Action item ▸
Images excluded, reproduce each line of the records exactly as it stands.

Available records ▸

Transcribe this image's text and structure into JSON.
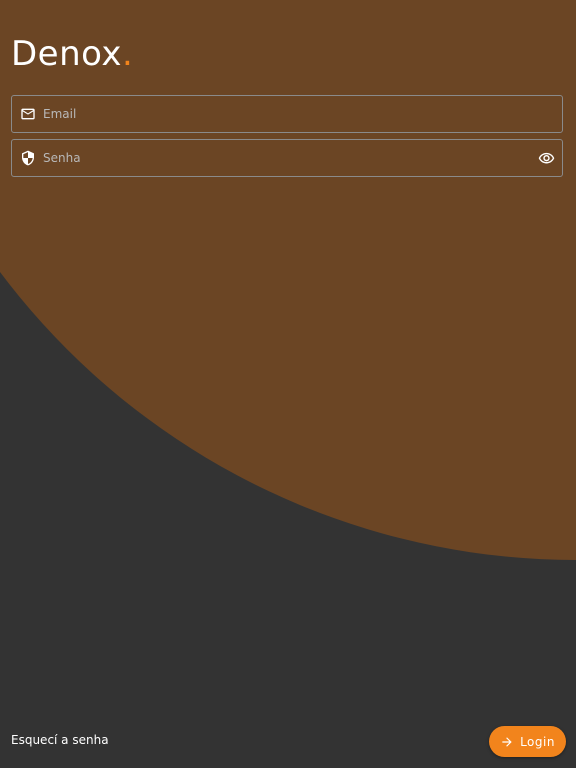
{
  "app": {
    "brand_name": "Denox",
    "brand_dot": "."
  },
  "form": {
    "email_placeholder": "Email",
    "email_icon": "mail-icon",
    "password_placeholder": "Senha",
    "password_icon": "shield-icon",
    "password_toggle_icon": "eye-icon"
  },
  "actions": {
    "forgot_label": "Esquecí a senha",
    "login_label": "Login",
    "login_icon": "arrow-right-icon"
  },
  "colors": {
    "background": "#333333",
    "circle": "#6b4524",
    "accent": "#f2841c"
  }
}
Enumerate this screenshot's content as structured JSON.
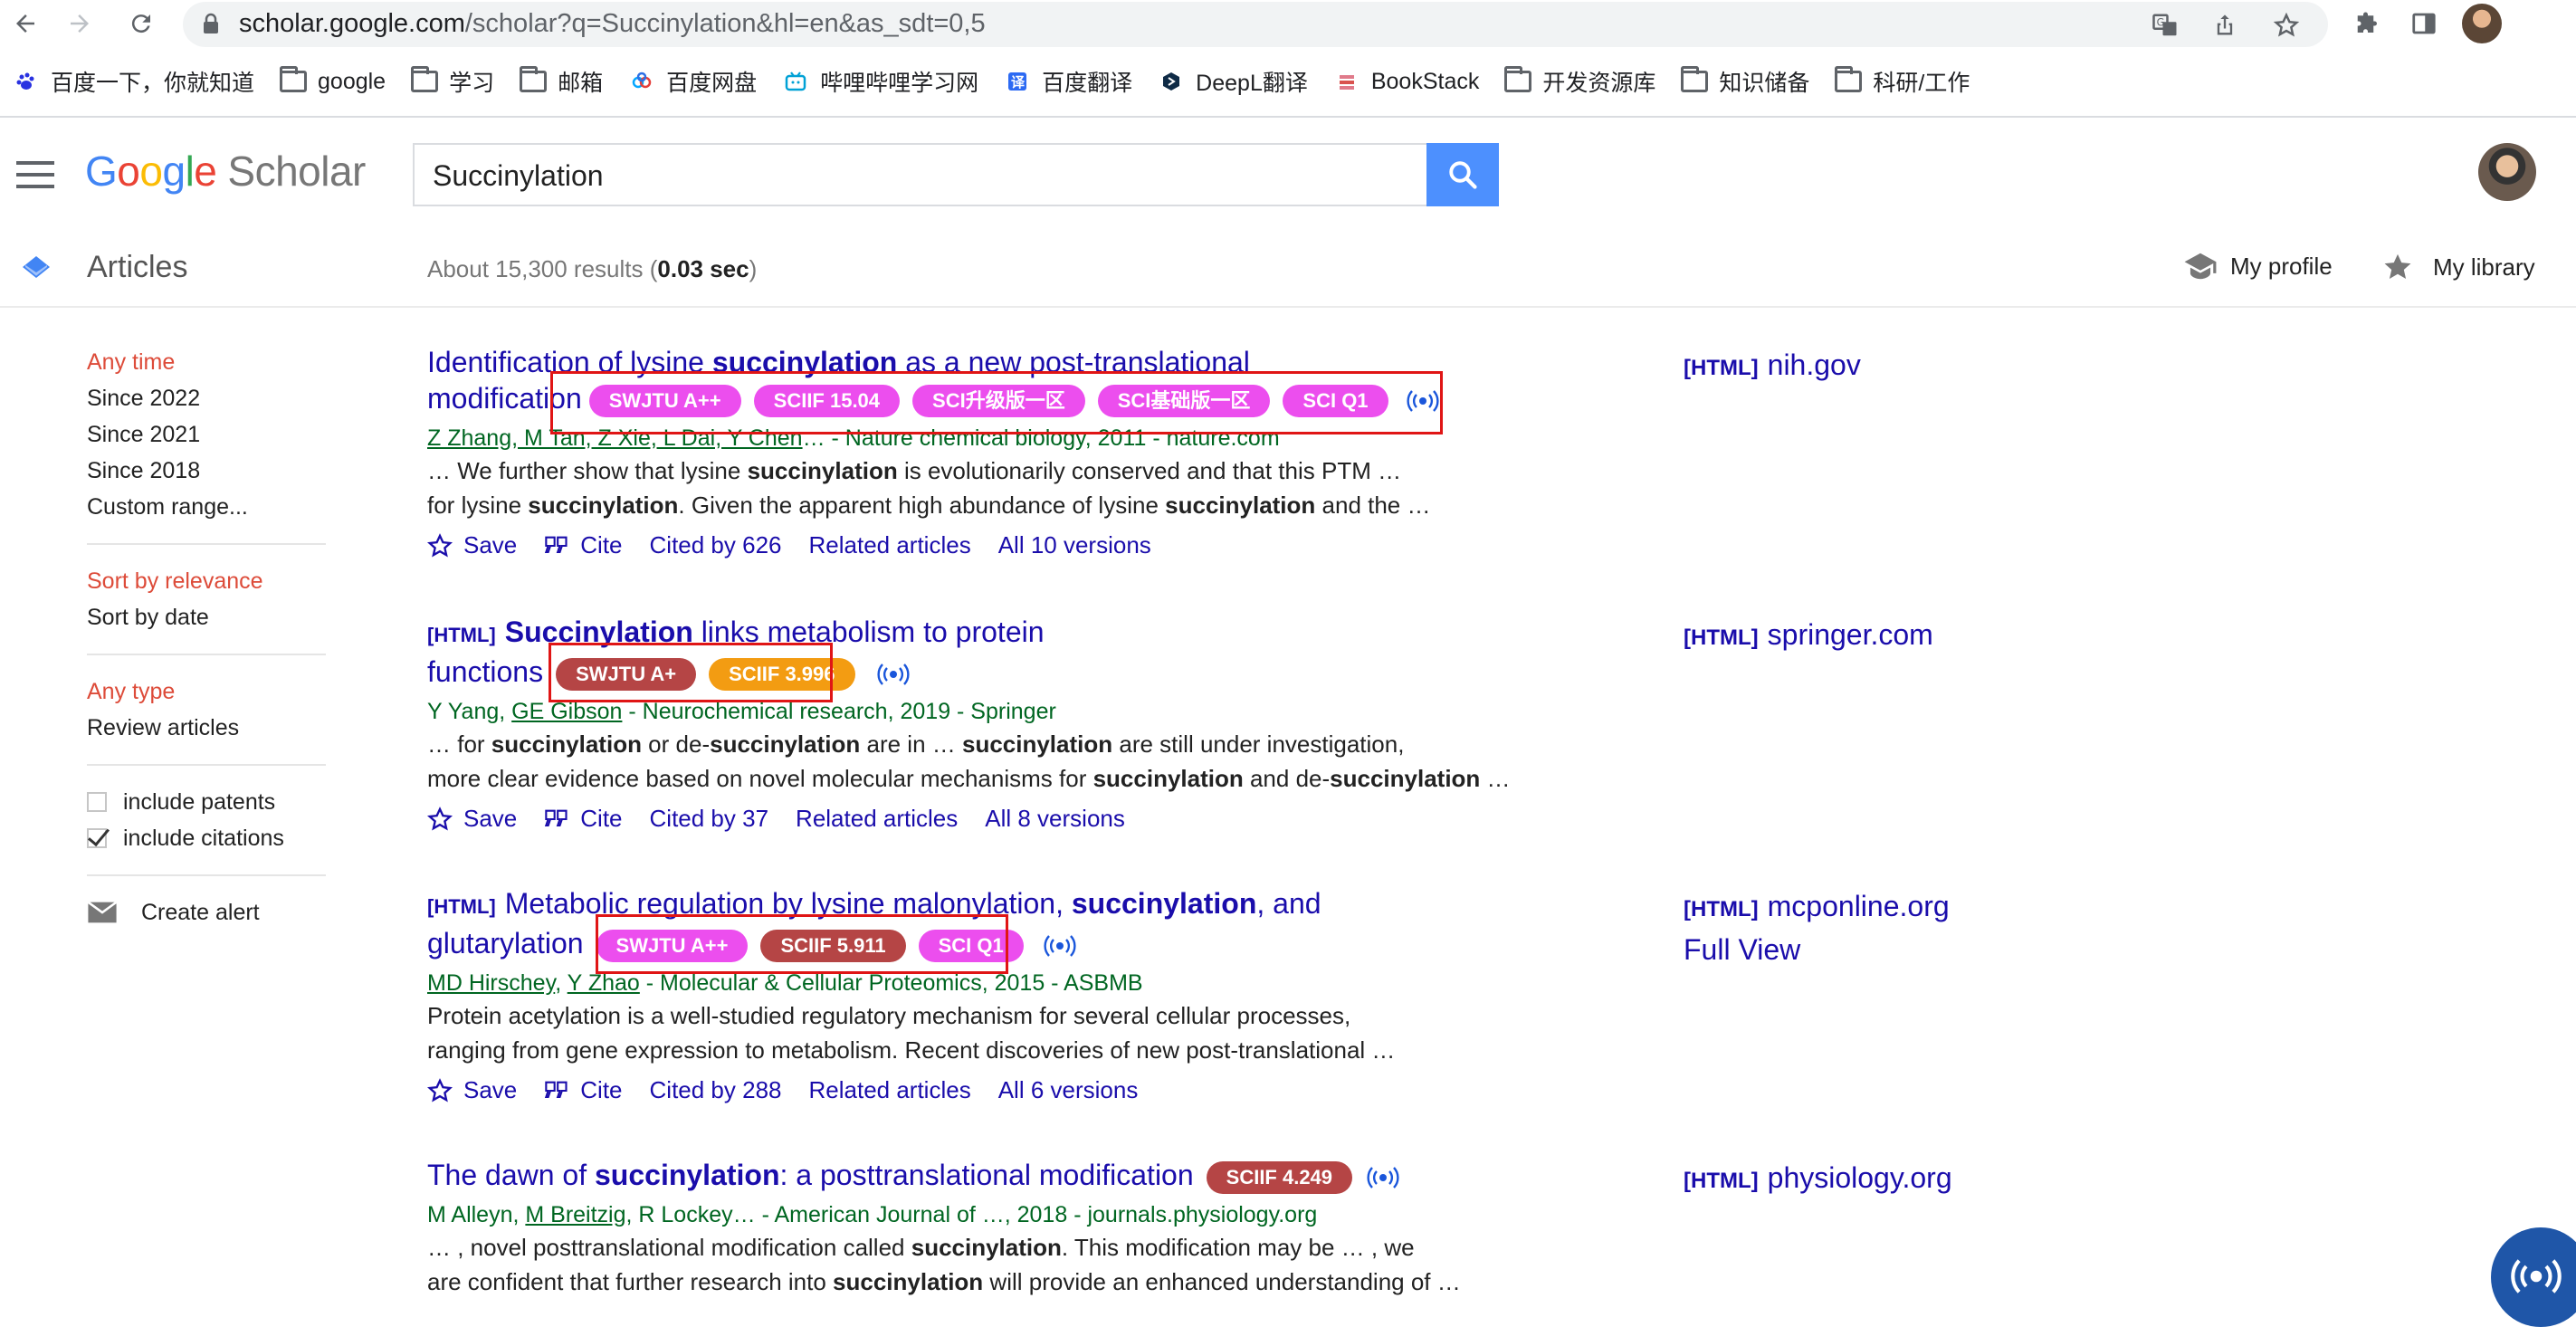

Response to the exercise ▸
Transcribe this image's text and structure into JSON.
{
  "app": {
    "brand_name": "Denox",
    "brand_dot": "."
  },
  "form": {
    "email_placeholder": "Email",
    "email_icon": "mail-icon",
    "password_placeholder": "Senha",
    "password_icon": "shield-icon",
    "password_toggle_icon": "eye-icon"
  },
  "actions": {
    "forgot_label": "Esquecí a senha",
    "login_label": "Login",
    "login_icon": "arrow-right-icon"
  },
  "colors": {
    "background": "#333333",
    "circle": "#6b4524",
    "accent": "#f2841c"
  }
}
Enumerate this screenshot's content as structured JSON.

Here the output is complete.